▸ **What is expected**:
When copying the listing below, skip every picture and keep each word as it stands.

(Available data Opens)

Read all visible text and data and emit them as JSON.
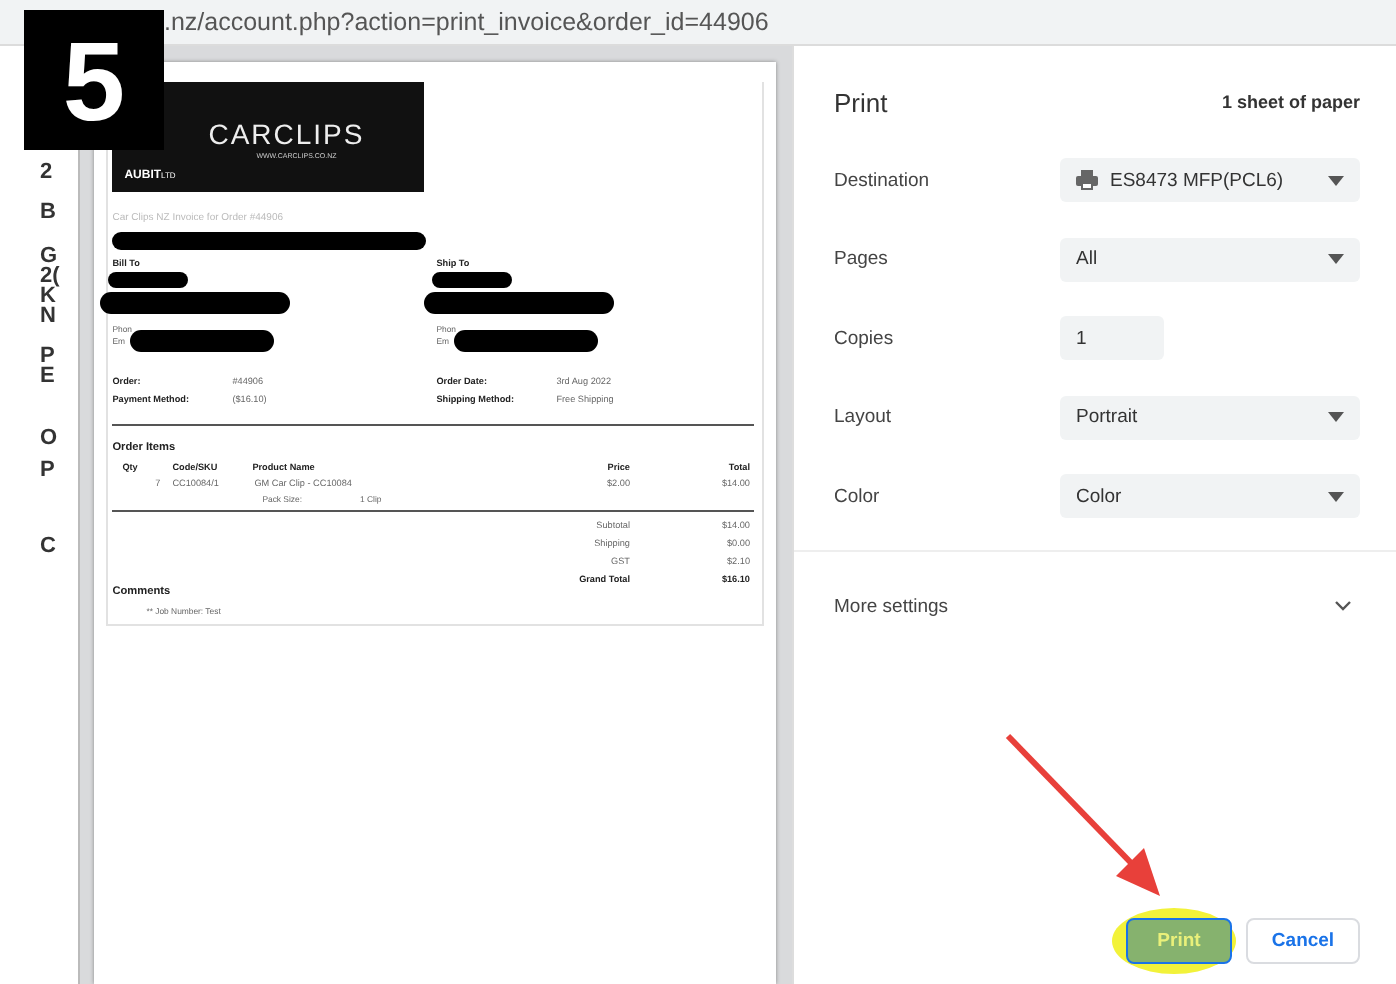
{
  "step_badge": "5",
  "address_bar": {
    "url": ".nz/account.php?action=print_invoice&order_id=44906"
  },
  "background_page": {
    "fragments": [
      "2",
      "B",
      "G",
      "2(",
      "K",
      "N",
      "P",
      "E",
      "O",
      "P",
      "C"
    ]
  },
  "invoice": {
    "logo": {
      "brand": "CARCLIPS",
      "website": "WWW.CARCLIPS.CO.NZ",
      "company": "AUBIT",
      "company_suffix": "LTD"
    },
    "title": "Car Clips NZ Invoice for Order #44906",
    "bill_to": {
      "heading": "Bill To",
      "phone_label": "Phon",
      "email_label": "Em"
    },
    "ship_to": {
      "heading": "Ship To",
      "phone_label": "Phon",
      "email_label": "Em"
    },
    "order_info": [
      {
        "label": "Order:",
        "value": "#44906"
      },
      {
        "label": "Order Date:",
        "value": "3rd Aug 2022"
      },
      {
        "label": "Payment Method:",
        "value": "($16.10)"
      },
      {
        "label": "Shipping Method:",
        "value": "Free Shipping"
      }
    ],
    "items_heading": "Order Items",
    "columns": [
      "Qty",
      "Code/SKU",
      "Product Name",
      "Price",
      "Total"
    ],
    "rows": [
      {
        "qty": "7",
        "sku": "CC10084/1",
        "product": "GM Car Clip - CC10084",
        "price": "$2.00",
        "total": "$14.00",
        "option_label": "Pack Size:",
        "option_value": "1 Clip"
      }
    ],
    "totals": [
      {
        "label": "Subtotal",
        "value": "$14.00",
        "grand": false
      },
      {
        "label": "Shipping",
        "value": "$0.00",
        "grand": false
      },
      {
        "label": "GST",
        "value": "$2.10",
        "grand": false
      },
      {
        "label": "Grand Total",
        "value": "$16.10",
        "grand": true
      }
    ],
    "comments_heading": "Comments",
    "comments": "** Job Number: Test"
  },
  "print_panel": {
    "title": "Print",
    "sheets": "1 sheet of paper",
    "settings": [
      {
        "label": "Destination",
        "kind": "destination",
        "value": "ES8473 MFP(PCL6)"
      },
      {
        "label": "Pages",
        "kind": "select",
        "value": "All"
      },
      {
        "label": "Copies",
        "kind": "number",
        "value": "1"
      },
      {
        "label": "Layout",
        "kind": "select",
        "value": "Portrait"
      },
      {
        "label": "Color",
        "kind": "select",
        "value": "Color"
      }
    ],
    "more_settings": {
      "label": "More settings",
      "expanded": false
    },
    "buttons": [
      {
        "label": "Print",
        "kind": "primary",
        "highlighted": true
      },
      {
        "label": "Cancel",
        "kind": "secondary",
        "highlighted": false
      }
    ]
  }
}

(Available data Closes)

▸ **Answer section**:
Read all visible text and data and emit them as JSON.
{
  "step_badge": "5",
  "address_bar": {
    "url": ".nz/account.php?action=print_invoice&order_id=44906"
  },
  "background_page": {
    "fragments": [
      "2",
      "B",
      "G",
      "2(",
      "K",
      "N",
      "P",
      "E",
      "O",
      "P",
      "C"
    ]
  },
  "invoice": {
    "logo": {
      "brand": "CARCLIPS",
      "website": "WWW.CARCLIPS.CO.NZ",
      "company": "AUBIT",
      "company_suffix": "LTD"
    },
    "title": "Car Clips NZ Invoice for Order #44906",
    "bill_to": {
      "heading": "Bill To",
      "phone_label": "Phon",
      "email_label": "Em"
    },
    "ship_to": {
      "heading": "Ship To",
      "phone_label": "Phon",
      "email_label": "Em"
    },
    "order_info": [
      {
        "label": "Order:",
        "value": "#44906"
      },
      {
        "label": "Order Date:",
        "value": "3rd Aug 2022"
      },
      {
        "label": "Payment Method:",
        "value": "($16.10)"
      },
      {
        "label": "Shipping Method:",
        "value": "Free Shipping"
      }
    ],
    "items_heading": "Order Items",
    "columns": [
      "Qty",
      "Code/SKU",
      "Product Name",
      "Price",
      "Total"
    ],
    "rows": [
      {
        "qty": "7",
        "sku": "CC10084/1",
        "product": "GM Car Clip - CC10084",
        "price": "$2.00",
        "total": "$14.00",
        "option_label": "Pack Size:",
        "option_value": "1 Clip"
      }
    ],
    "totals": [
      {
        "label": "Subtotal",
        "value": "$14.00",
        "grand": false
      },
      {
        "label": "Shipping",
        "value": "$0.00",
        "grand": false
      },
      {
        "label": "GST",
        "value": "$2.10",
        "grand": false
      },
      {
        "label": "Grand Total",
        "value": "$16.10",
        "grand": true
      }
    ],
    "comments_heading": "Comments",
    "comments": "** Job Number: Test"
  },
  "print_panel": {
    "title": "Print",
    "sheets": "1 sheet of paper",
    "settings": [
      {
        "label": "Destination",
        "kind": "destination",
        "value": "ES8473 MFP(PCL6)"
      },
      {
        "label": "Pages",
        "kind": "select",
        "value": "All"
      },
      {
        "label": "Copies",
        "kind": "number",
        "value": "1"
      },
      {
        "label": "Layout",
        "kind": "select",
        "value": "Portrait"
      },
      {
        "label": "Color",
        "kind": "select",
        "value": "Color"
      }
    ],
    "more_settings": {
      "label": "More settings",
      "expanded": false
    },
    "buttons": [
      {
        "label": "Print",
        "kind": "primary",
        "highlighted": true
      },
      {
        "label": "Cancel",
        "kind": "secondary",
        "highlighted": false
      }
    ]
  }
}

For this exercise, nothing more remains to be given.